Day 2 :
- Materials Science & Engineering
Monash University, Malaysia.
Professor Chong is an Associate Professor at Monash University Malaysia. He is also holding several adjunct positions and a prestigious fellowship, including a Visiting Professor at the University of Ulsan, Republic of Korea; a Senior Research Fellow at the University of South Australia; a Visiting Scientist at the Max Planck Institute for Chemical Energy Conversion, Germany; and being awarded the prestigious Royal Society Newton Advanced Fellowship (UK) in collaboration with University College London. To date, he has published close to 130 publications in journals, conference proceedings, book and book chapters, and technical reports.
Solar energy being the largest renewable energy source on earth is an attractive energy source option that could be harnessed to electrify the cities of future. Among the various available solar-based technologies, the conversion of solar into storable form of hydrogen (H2) energy via the photoelectrochemical (PEC) technology is a promising way to harness the great benefits from the Sun. This is achieved through the application of nanostructured semiconductor photoelectrodes in an electrochemical cell, whereby water molecules are dissociated into H2 and oxygen through the sequential PEC reactions occurring on the semiconductor surfaces. To date, however, almost all the singular semiconductor photoelectrodes used exhibited poor performance and low efficiency during the solar H2 fuel conversion. The effective separation of photogenerated charge carriers in photoelectrodes is a key to alleviate this technical issue. This presentation outlines the photogenerated charge transfer properties and PEC water splitting ability in various nanostructured semiconductor thin films and composites. Specifically, singular and composite semiconductor materials of α-Fe2O3, BiVO4, and MoO3 synthesized on fluorine-doped tin oxide as active photoelectrodes used for solar energy conversion and storage are discussed. Additionally, the role and mechanism of metal and non-metal dopants on the photogenerated charge transfer properties of semiconductor thin films and composites are elucidated. These are further interpreted using the outcomes from an advanced suite of characterisation methods, including FE-SEM, EDX, XPS, XRD and FTIR, and EIS. It is believed that the fundamental understanding gained through our studies is essential and helpful to design high-performance photoelectrodes for the application in PEC water splitting.
Sheffield Hallam University, UK
Montadhar Almoussawi is a PhD student working on a project about friction stir welding of steel alloys, he is doing modelling and simulation for the process, tool optimisation and many experimental including SEM_EDS, XRD residual stress analysis and heat treatments. The project aim is to control the welding parameters in order to produce sound welds.

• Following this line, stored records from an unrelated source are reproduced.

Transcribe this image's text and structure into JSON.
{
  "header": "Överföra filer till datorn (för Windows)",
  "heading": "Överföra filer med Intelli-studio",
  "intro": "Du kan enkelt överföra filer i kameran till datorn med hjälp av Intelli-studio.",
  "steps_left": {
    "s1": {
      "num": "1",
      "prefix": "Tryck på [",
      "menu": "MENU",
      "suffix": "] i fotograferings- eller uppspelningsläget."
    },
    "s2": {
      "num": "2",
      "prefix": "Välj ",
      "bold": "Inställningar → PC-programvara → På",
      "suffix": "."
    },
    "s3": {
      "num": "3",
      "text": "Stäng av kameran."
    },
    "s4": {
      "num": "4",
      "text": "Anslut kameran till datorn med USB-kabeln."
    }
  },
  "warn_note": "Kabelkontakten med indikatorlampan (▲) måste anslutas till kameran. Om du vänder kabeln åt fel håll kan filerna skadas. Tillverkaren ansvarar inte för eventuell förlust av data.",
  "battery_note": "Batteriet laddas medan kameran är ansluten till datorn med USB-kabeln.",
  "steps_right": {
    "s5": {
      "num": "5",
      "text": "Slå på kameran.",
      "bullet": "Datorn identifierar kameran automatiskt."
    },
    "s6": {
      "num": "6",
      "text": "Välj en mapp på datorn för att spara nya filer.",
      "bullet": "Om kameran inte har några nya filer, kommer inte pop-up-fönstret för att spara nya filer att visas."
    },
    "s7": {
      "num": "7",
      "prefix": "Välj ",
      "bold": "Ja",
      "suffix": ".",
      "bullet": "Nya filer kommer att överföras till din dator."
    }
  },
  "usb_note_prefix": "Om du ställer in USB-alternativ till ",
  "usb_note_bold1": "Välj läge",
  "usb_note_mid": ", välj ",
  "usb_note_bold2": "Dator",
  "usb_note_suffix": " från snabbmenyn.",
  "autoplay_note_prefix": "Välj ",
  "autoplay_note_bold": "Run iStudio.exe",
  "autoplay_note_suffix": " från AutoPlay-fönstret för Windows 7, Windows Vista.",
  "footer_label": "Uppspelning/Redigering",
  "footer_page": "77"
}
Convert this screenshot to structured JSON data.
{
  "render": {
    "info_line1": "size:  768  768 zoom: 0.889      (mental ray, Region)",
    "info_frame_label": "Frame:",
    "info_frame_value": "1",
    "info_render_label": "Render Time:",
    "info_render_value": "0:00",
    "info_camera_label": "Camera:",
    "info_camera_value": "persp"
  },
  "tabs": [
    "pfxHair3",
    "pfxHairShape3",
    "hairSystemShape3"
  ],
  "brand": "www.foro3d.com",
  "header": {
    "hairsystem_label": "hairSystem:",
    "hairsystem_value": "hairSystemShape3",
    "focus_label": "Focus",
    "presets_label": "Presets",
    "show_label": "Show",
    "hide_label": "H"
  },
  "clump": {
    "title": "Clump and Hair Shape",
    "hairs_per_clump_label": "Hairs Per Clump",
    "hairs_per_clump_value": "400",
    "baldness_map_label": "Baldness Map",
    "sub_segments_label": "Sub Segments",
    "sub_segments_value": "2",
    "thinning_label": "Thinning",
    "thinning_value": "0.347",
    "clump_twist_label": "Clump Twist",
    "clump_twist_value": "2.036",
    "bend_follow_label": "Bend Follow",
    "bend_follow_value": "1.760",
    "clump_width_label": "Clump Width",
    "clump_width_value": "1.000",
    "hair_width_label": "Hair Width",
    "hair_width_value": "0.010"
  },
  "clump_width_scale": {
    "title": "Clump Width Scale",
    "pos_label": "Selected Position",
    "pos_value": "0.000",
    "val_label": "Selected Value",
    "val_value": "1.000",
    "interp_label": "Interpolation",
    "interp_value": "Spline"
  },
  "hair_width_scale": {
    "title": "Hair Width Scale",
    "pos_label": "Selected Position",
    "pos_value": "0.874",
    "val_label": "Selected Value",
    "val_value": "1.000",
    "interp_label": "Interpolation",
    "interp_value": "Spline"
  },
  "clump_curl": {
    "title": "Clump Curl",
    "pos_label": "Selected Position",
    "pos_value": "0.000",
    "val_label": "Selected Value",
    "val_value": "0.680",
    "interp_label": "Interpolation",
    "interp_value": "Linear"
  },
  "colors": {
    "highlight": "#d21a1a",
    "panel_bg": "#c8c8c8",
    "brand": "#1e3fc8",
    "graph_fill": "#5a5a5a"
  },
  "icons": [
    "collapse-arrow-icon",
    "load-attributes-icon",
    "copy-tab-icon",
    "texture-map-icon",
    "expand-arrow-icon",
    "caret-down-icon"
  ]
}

The recants findings in unpublished work on friction stir welding of DH36 steel carried out at TWI company shows elements segregation of Mn, Si, O, Al when the welding speeds exceeds 500RPM-400 mm/min. The mechanism of this segregation is not fully understood and the presence of Oxygen within this segregated elements is also needs investigation. This work investigate for the first time the elements segregation of DH36 steel by carrying out many heat treatments in within ranges of temperatures 1200-1500 and different cooling rates. Two welding speeds were also used during the welding process, low welding speeds (100mm/min, 200RPM) and high welding speeds (400mm/min, 550RPM). The results showed that segregation is only starting when the temperature exceeds 1400 and the complete segregation of Mn, Si, O, Al is occur at 1450C and also is associated with acicular ferrite formation. It is found also high rotational speeds exceeds 500RPM are causing a local melting at advancing-trailing side. The study is aim to estimate peaks temperatures limits that is not causing segregation by choosing the suitable tool rotational and traverse speeds.